_EXERCISE INSTRUCTIONS:_
Repeat the records exactly, with one exception: no images.

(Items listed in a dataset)
- - -

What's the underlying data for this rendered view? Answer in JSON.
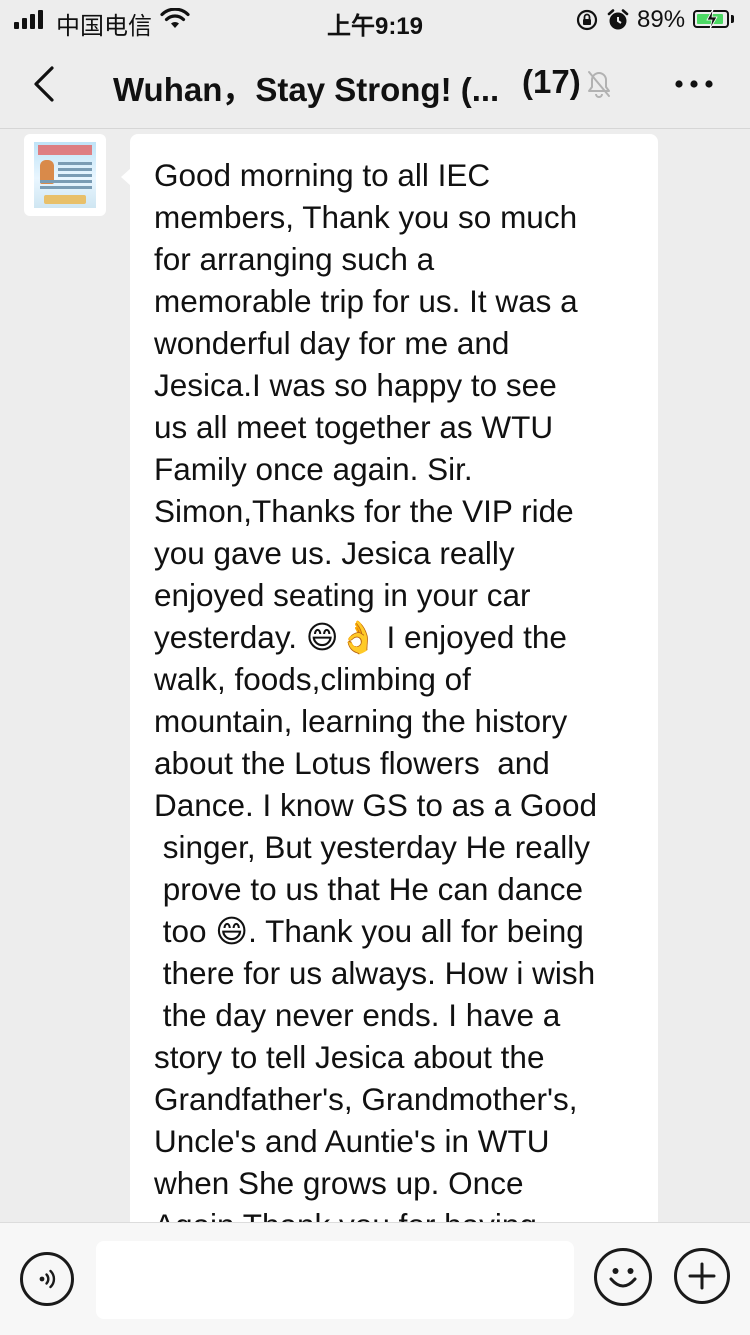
{
  "status_bar": {
    "carrier": "中国电信",
    "time": "上午9:19",
    "battery": "89%"
  },
  "nav": {
    "title": "Wuhan，Stay Strong! (...",
    "member_count": "(17)",
    "icons": [
      "back-icon",
      "mute-bell-icon",
      "more-icon"
    ]
  },
  "message": {
    "text": "Good morning to all IEC\nmembers, Thank you so much\nfor arranging such a\nmemorable trip for us. It was a\nwonderful day for me and\nJesica.I was so happy to see\nus all meet together as WTU\nFamily once again. Sir.\nSimon,Thanks for the VIP ride\nyou gave us. Jesica really\nenjoyed seating in your car\nyesterday. 😄👌 I enjoyed the\nwalk, foods,climbing of\nmountain, learning the history\nabout the Lotus flowers  and\nDance. I know GS to as a Good\n singer, But yesterday He really\n prove to us that He can dance\n too 😄. Thank you all for being\n there for us always. How i wish\n the day never ends. I have a\nstory to tell Jesica about the\nGrandfather's, Grandmother's,\nUncle's and Auntie's in WTU\nwhen She grows up. Once\nAgain Thank you for having"
  },
  "input_bar": {
    "placeholder": "",
    "icons": [
      "voice-icon",
      "emoji-icon",
      "plus-icon"
    ]
  },
  "colors": {
    "background": "#ededed",
    "bubble": "#ffffff",
    "battery_fill": "#4cd964"
  }
}
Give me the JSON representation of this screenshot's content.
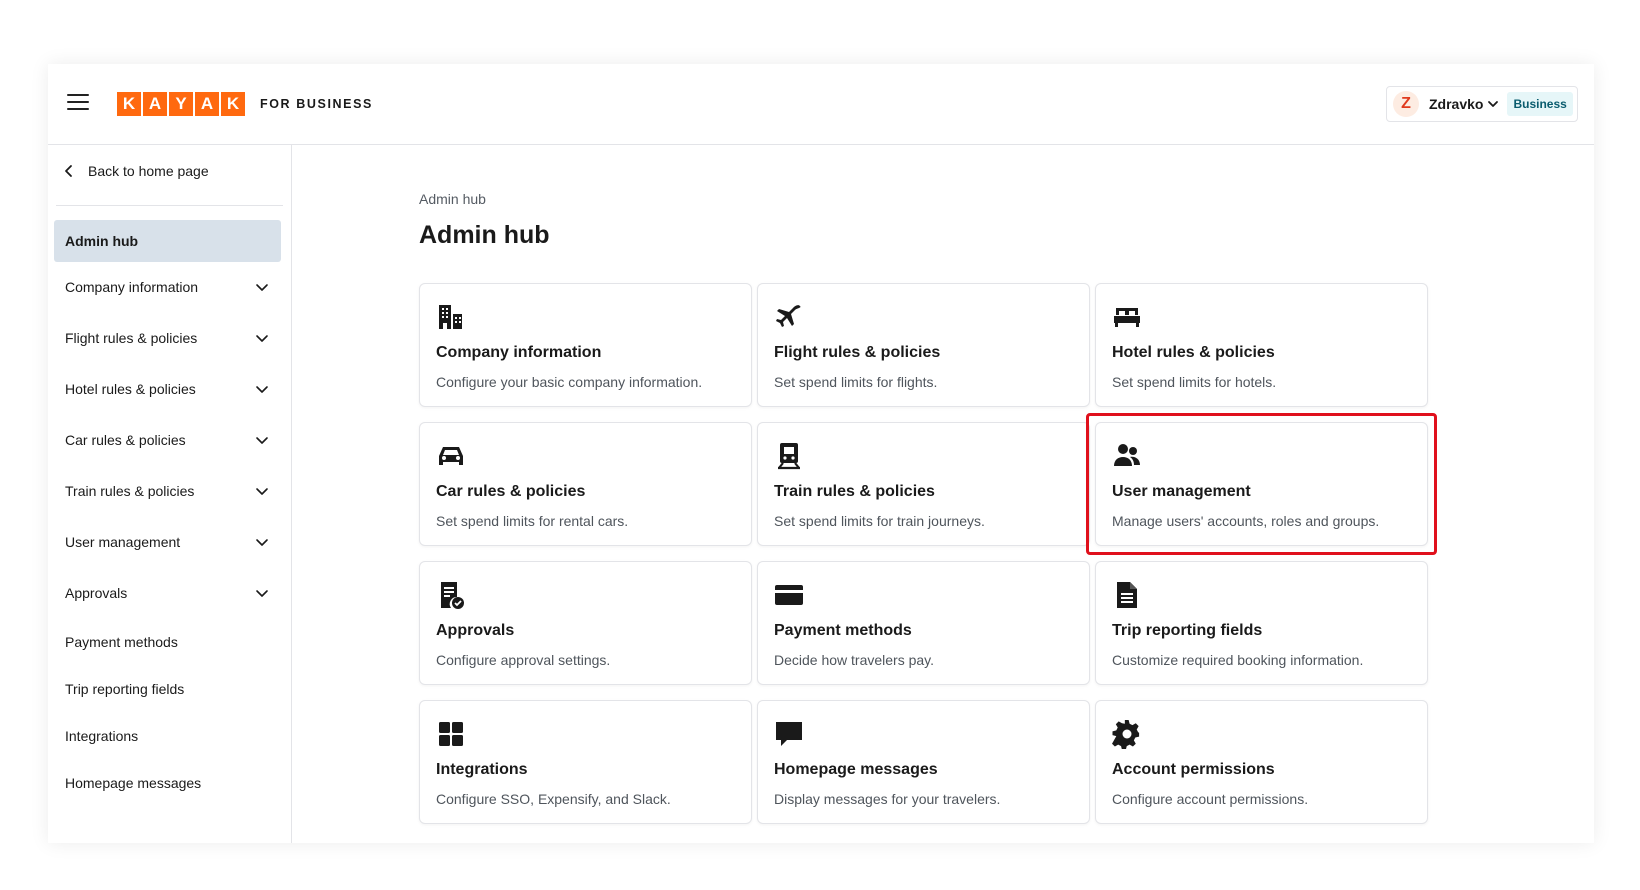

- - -

_TASK RESULT:_
What's the underlying data for this rendered view? Answer in JSON.
{
  "status_bar": {
    "carrier": "中国电信",
    "time": "上午9:19",
    "battery": "89%"
  },
  "nav": {
    "title": "Wuhan，Stay Strong! (...",
    "member_count": "(17)",
    "icons": [
      "back-icon",
      "mute-bell-icon",
      "more-icon"
    ]
  },
  "message": {
    "text": "Good morning to all IEC\nmembers, Thank you so much\nfor arranging such a\nmemorable trip for us. It was a\nwonderful day for me and\nJesica.I was so happy to see\nus all meet together as WTU\nFamily once again. Sir.\nSimon,Thanks for the VIP ride\nyou gave us. Jesica really\nenjoyed seating in your car\nyesterday. 😄👌 I enjoyed the\nwalk, foods,climbing of\nmountain, learning the history\nabout the Lotus flowers  and\nDance. I know GS to as a Good\n singer, But yesterday He really\n prove to us that He can dance\n too 😄. Thank you all for being\n there for us always. How i wish\n the day never ends. I have a\nstory to tell Jesica about the\nGrandfather's, Grandmother's,\nUncle's and Auntie's in WTU\nwhen She grows up. Once\nAgain Thank you for having"
  },
  "input_bar": {
    "placeholder": "",
    "icons": [
      "voice-icon",
      "emoji-icon",
      "plus-icon"
    ]
  },
  "colors": {
    "background": "#ededed",
    "bubble": "#ffffff",
    "battery_fill": "#4cd964"
  }
}
Give me the JSON representation of this screenshot's content.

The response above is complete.